For all the talk of Pakistan’s unpredictability, they came so good at Eden Gardens that the result was a foregone conclusion before even Mohammad Amir rocked back Soumya Sarkar’s stumps. Men who mattered like opener Ahmed Shehzad and No 3 Mohammad Hafeez struck crucial fifties to give Pakistan a brilliant start in their opening game. Amir did make the ball talk, but it was Afridi’s 19-ball 49 with his patent blows that turned the screws on Bangladesh.
FIRE AND ICE
Afridi’s nonchalance hugely contrasts his power-packed shots. For example, he didn’t waste one second mourning what would have been his first half-century since June 3, 2012. He was a six short of surpassing his T20 international best -- 54 not out. But it was his unpredictable nature that gave Pakistan the impetus, after he promoted himself to No 4 once the top-order batsmen had laid the platform.

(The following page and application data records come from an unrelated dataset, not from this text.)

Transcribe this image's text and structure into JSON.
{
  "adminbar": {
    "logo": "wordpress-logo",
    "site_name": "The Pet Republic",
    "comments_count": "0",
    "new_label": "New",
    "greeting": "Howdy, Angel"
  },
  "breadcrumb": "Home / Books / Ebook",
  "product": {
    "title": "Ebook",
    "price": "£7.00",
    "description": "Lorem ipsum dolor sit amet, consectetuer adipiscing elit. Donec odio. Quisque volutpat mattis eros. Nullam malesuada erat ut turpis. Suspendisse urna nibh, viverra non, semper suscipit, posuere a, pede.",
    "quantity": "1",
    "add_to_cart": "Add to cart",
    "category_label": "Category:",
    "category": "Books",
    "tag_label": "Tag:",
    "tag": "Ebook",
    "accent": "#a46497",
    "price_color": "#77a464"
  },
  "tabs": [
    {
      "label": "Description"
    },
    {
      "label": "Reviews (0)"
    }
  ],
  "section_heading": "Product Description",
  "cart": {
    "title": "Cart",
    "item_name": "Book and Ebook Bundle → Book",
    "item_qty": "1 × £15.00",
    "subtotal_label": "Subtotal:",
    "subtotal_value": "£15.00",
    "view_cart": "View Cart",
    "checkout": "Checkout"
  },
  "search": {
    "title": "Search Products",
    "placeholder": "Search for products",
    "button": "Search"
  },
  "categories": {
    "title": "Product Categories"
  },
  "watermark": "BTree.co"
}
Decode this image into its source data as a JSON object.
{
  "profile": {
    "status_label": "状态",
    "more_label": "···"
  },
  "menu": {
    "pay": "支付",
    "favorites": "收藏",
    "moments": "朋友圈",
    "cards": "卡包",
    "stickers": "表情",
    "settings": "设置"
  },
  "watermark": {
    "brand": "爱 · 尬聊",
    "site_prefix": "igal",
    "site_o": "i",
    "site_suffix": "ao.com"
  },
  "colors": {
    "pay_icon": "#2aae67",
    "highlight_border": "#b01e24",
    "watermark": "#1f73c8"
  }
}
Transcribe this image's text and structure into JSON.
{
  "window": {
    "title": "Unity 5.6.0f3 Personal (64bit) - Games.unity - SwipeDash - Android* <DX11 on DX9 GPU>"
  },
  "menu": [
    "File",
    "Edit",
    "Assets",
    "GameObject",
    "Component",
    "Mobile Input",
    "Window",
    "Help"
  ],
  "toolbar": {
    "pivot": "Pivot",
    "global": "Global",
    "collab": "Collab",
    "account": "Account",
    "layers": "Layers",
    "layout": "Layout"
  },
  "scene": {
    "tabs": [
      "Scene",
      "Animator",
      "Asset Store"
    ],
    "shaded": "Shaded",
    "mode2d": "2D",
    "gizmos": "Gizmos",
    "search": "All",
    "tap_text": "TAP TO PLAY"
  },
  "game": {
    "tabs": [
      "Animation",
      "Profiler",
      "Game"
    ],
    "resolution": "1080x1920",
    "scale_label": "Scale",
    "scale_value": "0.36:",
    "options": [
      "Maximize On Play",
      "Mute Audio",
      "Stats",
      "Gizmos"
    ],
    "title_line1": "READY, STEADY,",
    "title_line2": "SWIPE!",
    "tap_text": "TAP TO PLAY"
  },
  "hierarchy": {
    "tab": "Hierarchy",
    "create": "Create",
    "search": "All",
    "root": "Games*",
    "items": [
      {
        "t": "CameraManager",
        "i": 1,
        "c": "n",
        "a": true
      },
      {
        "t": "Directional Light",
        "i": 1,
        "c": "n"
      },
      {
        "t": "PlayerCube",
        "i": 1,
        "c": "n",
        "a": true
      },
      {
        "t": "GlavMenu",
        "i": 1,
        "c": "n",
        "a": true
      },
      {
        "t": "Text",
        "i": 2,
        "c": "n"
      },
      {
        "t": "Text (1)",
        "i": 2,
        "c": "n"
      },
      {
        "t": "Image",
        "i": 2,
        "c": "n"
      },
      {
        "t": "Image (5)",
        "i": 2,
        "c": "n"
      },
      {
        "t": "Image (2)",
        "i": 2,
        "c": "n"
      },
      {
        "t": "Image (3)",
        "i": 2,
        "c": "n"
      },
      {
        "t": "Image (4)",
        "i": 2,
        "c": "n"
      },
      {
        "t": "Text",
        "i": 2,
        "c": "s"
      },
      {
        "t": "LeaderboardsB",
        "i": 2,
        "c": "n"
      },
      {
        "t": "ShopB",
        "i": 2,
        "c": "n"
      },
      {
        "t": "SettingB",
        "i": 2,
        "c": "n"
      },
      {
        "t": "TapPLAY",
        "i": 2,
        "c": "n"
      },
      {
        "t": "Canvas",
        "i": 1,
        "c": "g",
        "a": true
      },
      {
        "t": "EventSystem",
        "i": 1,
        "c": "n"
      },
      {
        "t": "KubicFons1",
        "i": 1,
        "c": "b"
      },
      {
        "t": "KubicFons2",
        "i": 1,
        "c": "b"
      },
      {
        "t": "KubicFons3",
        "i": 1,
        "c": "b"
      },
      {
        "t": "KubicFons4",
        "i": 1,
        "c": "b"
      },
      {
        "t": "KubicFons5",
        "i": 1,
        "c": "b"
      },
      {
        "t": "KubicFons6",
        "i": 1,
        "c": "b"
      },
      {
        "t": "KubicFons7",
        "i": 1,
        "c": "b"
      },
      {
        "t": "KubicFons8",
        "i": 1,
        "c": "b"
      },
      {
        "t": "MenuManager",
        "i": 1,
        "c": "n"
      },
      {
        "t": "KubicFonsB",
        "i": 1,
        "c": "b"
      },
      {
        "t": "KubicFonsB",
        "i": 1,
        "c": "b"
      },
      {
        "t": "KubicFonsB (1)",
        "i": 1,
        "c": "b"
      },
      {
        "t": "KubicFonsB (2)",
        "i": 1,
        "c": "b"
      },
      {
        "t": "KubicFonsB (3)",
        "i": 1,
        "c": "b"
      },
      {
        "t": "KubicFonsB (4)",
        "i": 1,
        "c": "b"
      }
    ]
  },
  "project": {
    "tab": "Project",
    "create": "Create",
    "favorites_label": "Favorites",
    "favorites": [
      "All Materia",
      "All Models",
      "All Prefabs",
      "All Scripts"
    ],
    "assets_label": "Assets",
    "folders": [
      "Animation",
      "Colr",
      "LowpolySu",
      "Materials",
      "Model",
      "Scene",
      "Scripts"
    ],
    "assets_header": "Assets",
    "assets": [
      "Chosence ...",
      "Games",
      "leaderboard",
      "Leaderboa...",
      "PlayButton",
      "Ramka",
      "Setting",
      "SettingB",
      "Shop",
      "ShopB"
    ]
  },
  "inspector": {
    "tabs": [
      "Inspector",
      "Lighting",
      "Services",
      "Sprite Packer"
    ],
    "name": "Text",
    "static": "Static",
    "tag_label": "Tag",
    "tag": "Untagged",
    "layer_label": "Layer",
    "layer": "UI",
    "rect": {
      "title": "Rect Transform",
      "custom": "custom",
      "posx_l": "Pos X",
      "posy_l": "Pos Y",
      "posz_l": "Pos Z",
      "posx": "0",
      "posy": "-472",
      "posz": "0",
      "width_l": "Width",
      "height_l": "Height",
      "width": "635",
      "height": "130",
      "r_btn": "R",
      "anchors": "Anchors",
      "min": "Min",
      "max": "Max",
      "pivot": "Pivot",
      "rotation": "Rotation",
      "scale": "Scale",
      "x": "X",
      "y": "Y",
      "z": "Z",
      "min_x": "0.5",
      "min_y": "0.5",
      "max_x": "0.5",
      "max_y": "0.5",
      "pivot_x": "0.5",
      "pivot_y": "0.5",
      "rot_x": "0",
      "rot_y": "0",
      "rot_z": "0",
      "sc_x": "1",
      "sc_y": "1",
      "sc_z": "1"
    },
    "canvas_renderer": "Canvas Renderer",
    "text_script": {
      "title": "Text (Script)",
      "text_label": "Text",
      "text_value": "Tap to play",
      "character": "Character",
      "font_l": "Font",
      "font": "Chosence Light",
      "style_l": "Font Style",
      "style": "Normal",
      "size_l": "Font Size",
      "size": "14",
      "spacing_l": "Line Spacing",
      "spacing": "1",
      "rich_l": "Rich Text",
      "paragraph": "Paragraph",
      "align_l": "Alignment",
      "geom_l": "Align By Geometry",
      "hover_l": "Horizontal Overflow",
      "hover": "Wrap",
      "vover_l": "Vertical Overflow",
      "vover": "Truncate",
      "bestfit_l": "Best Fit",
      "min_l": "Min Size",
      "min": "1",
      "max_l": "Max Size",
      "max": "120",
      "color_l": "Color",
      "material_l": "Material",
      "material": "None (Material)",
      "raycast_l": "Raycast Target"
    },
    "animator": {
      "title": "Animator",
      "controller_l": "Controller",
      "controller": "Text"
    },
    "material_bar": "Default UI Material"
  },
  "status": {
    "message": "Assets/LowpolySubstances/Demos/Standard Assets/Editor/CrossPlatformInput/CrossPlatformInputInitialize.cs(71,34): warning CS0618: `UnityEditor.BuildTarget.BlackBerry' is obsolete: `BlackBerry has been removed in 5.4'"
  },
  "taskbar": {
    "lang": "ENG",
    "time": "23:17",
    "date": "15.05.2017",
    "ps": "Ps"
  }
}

He took one ball --- a nudge towards midwicket for a single --- before going into overdrive. Next ball from Mashrafe Mortaza from around the stumps was pulled for four. That was enough to dent the Bangladesh captain’s confidence. His lap sweep for four off the next ball left Mortaza shaken and he tossed up the ball waist high. Afridi was primed for a drive but quickly adjusted to flick over square-leg for six.
That 18-run over summed up the disintegration of Bangladesh. Afridi trampled the bowlers, sparing none. Not only did he deposit the inexperienced Al-Amin Hossain on the first tier of the Eden clubhouse, he took on Arafat Sunny’s slow left-armers and Taskin Ahmed’s pace, leaving Bangladesh searching for options. Shakib Al Hasan was probably their last resort, but Afridi reserved his best for the all-rounder, smashing him through cover and going on one knee to hit a six.
Afridi could have gone back to his hotel after that innings. But with the crowd cheering for him, he couldn’t have ended the game without putting on a show with the ball as well, even if it involved some payback from Sabbir Rahman. After an expensive first over, Afridi slipped a straighter one that Tamim Iqbal tried to sweep but ended up hitting to Imad Wasim at deep square-leg. He showed it was his night once again as he removed Rahman with a quicker one that went with the arm. Trying to cut, Rahman found his bails disturbed.
And ‘Boom Boom’ Afridi was doing his showstopper act --- arms raised and smiling ear to ear.